Task prompt = Below are records; count the lines that contain "chronicle" and give only the total.

Information provided =
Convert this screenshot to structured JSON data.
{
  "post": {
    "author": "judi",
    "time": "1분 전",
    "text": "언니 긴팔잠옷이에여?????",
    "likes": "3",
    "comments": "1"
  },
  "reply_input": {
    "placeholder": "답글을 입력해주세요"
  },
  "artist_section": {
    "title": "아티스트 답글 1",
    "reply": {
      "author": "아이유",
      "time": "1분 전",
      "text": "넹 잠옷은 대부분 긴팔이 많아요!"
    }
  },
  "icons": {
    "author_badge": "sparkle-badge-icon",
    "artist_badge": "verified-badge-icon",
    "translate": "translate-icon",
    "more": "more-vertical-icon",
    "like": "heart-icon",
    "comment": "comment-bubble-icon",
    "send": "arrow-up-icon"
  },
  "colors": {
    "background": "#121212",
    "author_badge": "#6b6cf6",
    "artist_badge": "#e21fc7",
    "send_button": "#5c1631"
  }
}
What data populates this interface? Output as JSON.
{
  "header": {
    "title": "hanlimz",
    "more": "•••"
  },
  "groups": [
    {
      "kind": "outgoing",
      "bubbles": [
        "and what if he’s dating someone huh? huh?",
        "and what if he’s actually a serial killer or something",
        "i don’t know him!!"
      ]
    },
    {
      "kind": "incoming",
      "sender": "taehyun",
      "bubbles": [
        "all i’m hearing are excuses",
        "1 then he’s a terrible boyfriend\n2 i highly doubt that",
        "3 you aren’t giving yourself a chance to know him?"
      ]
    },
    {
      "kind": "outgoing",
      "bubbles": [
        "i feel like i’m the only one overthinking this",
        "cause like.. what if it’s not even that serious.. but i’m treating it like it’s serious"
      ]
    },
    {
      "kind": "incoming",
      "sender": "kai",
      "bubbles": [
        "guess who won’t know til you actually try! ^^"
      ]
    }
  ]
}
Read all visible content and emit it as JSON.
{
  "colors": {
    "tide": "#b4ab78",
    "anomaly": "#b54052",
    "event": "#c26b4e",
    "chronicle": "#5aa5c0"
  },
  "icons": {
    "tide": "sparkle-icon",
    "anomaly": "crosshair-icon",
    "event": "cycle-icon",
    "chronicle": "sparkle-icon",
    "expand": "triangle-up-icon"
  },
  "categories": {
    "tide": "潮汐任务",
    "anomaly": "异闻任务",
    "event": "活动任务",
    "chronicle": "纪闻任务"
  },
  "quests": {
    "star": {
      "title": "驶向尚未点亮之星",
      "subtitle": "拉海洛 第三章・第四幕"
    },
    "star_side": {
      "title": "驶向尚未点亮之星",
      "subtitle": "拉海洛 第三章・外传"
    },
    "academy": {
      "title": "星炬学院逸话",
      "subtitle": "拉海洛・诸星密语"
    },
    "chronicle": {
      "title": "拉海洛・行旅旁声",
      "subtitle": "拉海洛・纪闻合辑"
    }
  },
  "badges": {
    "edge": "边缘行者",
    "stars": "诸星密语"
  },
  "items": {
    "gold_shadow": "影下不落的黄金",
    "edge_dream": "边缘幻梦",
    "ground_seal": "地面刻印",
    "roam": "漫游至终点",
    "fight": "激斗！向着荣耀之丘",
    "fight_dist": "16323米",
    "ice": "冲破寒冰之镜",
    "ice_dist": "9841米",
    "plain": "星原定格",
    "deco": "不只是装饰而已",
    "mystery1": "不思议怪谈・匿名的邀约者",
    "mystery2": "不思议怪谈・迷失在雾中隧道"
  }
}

Answer to the exercise = 4